(Items listed in a dataset)

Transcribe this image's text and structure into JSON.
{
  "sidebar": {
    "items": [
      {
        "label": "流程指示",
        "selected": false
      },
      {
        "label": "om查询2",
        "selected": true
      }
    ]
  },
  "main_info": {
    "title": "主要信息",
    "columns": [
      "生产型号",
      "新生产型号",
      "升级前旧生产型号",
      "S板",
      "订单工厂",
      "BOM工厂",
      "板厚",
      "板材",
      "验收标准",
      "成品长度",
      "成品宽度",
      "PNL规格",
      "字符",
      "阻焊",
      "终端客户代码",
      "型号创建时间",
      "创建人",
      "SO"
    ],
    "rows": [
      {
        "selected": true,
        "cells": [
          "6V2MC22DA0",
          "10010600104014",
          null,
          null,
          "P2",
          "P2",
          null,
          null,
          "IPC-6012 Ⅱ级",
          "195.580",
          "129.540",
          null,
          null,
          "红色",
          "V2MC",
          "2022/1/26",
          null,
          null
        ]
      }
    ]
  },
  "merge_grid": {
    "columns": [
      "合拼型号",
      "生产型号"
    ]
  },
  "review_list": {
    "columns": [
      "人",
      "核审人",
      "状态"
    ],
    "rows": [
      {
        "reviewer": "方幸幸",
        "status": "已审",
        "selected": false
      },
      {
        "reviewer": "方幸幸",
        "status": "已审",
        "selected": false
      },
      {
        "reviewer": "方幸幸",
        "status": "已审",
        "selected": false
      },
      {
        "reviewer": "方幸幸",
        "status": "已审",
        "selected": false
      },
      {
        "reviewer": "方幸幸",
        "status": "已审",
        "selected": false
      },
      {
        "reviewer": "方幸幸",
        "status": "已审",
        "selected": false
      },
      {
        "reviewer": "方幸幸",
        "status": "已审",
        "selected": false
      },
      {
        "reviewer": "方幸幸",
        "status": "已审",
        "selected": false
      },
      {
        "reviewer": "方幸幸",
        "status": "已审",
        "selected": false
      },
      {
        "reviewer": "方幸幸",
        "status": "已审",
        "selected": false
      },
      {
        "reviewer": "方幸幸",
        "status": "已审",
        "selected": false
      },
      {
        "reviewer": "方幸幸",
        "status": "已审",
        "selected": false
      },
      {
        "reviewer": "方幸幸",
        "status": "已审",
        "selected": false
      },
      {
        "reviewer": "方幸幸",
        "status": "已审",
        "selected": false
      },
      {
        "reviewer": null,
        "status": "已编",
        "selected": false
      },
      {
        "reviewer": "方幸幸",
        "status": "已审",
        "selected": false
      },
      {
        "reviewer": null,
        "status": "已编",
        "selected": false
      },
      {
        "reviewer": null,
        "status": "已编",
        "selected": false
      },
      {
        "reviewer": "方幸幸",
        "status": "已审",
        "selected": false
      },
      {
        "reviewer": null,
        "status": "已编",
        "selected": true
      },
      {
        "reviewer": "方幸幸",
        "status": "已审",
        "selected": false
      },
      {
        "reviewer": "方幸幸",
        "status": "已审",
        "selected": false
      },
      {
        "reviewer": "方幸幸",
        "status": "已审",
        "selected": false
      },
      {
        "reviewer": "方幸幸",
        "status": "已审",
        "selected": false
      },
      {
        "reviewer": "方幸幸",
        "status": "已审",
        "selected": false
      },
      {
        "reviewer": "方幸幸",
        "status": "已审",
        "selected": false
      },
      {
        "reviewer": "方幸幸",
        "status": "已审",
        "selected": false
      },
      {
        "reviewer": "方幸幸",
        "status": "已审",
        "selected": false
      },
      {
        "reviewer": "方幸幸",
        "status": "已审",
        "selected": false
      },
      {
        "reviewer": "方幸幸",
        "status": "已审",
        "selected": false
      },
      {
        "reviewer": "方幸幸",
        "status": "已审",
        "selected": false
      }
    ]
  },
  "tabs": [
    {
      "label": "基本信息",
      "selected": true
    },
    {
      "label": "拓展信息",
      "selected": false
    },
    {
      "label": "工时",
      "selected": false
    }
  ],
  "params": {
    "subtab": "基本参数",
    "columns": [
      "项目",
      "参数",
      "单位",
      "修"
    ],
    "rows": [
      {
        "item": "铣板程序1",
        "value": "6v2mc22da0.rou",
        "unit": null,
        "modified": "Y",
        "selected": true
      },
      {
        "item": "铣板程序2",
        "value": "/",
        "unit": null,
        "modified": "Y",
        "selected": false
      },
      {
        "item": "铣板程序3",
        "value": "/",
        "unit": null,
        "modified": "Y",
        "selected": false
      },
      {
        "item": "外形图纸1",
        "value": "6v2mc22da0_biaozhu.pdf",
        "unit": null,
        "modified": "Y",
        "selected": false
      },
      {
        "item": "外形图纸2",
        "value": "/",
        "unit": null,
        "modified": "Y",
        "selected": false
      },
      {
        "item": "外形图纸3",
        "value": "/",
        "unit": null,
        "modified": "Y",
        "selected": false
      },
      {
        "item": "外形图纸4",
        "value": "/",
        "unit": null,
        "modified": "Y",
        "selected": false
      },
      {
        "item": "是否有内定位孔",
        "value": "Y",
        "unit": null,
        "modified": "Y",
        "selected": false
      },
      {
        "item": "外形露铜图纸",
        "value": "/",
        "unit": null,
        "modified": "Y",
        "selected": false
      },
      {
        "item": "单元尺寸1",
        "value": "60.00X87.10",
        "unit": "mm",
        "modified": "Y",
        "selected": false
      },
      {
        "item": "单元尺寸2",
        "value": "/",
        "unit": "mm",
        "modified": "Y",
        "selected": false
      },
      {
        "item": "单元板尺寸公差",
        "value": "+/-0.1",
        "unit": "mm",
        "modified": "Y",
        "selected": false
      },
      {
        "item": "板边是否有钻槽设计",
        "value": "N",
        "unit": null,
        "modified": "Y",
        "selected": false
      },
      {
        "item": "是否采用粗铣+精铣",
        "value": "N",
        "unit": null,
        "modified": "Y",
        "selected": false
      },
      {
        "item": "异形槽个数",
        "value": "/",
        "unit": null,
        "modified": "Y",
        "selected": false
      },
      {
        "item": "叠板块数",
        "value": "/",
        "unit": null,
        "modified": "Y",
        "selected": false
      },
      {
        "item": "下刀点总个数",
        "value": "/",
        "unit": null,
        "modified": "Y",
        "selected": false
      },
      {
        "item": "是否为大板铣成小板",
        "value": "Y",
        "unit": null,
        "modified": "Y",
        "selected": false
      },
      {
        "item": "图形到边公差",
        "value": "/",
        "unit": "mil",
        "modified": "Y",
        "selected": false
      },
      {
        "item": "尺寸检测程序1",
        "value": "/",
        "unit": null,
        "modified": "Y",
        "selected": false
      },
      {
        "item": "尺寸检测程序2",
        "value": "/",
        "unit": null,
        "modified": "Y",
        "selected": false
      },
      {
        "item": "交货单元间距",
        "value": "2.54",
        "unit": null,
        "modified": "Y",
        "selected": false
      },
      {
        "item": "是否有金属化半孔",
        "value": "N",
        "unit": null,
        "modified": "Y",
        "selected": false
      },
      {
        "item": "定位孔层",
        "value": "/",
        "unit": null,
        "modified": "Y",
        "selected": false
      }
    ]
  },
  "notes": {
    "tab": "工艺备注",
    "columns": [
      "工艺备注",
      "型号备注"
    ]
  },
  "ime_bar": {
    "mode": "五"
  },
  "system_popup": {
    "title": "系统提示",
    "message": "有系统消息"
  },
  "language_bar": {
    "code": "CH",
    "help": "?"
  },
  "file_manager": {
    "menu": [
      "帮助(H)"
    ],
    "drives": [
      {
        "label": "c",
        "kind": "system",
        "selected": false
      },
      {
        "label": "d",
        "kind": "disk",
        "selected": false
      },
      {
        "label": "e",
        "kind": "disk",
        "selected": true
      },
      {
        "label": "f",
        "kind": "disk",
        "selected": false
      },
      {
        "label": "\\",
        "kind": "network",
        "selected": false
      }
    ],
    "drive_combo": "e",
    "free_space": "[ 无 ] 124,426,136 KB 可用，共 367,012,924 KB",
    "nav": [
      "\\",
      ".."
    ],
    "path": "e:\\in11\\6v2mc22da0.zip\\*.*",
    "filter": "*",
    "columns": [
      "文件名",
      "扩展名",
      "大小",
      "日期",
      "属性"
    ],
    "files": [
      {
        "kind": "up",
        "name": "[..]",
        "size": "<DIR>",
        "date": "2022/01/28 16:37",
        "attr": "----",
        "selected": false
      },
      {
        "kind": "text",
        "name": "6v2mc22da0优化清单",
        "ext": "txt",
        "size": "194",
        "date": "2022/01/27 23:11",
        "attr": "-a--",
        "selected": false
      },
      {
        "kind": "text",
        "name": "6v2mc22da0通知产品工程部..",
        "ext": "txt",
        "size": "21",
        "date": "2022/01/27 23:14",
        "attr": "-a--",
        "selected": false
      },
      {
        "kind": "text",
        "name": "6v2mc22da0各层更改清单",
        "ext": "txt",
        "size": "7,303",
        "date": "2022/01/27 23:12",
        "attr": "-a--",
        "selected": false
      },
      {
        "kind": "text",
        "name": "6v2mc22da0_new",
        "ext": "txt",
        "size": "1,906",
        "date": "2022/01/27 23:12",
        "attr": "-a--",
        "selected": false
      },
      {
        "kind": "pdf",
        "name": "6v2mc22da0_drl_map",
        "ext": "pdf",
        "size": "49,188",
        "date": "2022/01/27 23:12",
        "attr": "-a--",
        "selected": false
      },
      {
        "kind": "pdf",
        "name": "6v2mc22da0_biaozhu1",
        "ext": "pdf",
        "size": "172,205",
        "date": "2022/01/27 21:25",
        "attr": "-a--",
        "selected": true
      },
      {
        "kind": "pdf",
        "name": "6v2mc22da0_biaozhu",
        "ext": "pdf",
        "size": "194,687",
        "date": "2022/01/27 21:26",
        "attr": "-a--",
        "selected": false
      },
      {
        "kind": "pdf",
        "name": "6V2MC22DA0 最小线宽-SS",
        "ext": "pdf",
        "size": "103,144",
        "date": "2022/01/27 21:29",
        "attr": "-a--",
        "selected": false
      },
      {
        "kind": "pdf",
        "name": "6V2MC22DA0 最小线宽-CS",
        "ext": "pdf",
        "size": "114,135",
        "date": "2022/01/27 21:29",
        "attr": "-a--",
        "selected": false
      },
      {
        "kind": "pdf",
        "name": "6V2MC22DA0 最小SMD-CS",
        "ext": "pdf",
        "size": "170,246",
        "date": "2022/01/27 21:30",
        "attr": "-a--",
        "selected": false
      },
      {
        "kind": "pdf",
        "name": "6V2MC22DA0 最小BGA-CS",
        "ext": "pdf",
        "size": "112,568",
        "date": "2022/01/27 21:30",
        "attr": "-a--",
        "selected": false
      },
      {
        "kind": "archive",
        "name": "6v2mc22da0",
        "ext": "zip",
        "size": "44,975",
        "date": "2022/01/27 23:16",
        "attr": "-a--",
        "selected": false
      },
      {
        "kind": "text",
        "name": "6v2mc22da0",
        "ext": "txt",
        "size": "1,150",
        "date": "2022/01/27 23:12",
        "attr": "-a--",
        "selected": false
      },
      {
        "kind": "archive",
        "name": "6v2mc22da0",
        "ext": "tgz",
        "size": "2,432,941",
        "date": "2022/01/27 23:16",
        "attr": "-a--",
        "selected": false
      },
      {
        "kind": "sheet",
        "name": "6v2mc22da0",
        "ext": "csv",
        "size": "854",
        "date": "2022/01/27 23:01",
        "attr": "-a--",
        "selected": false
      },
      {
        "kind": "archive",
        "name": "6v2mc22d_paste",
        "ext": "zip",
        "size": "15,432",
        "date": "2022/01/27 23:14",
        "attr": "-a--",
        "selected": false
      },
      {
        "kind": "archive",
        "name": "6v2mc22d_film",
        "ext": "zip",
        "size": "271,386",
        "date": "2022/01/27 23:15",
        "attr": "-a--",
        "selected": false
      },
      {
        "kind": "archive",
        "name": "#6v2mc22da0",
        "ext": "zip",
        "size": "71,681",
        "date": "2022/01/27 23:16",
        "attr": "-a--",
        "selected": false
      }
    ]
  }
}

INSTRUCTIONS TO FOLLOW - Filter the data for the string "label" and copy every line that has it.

FINAL ANSWER -
        "label": "流程指示",
        "label": "om查询2",
      "label": "基本信息",
      "label": "拓展信息",
      "label": "工时",
        "label": "c",
        "label": "d",
        "label": "e",
        "label": "f",
        "label": "\\",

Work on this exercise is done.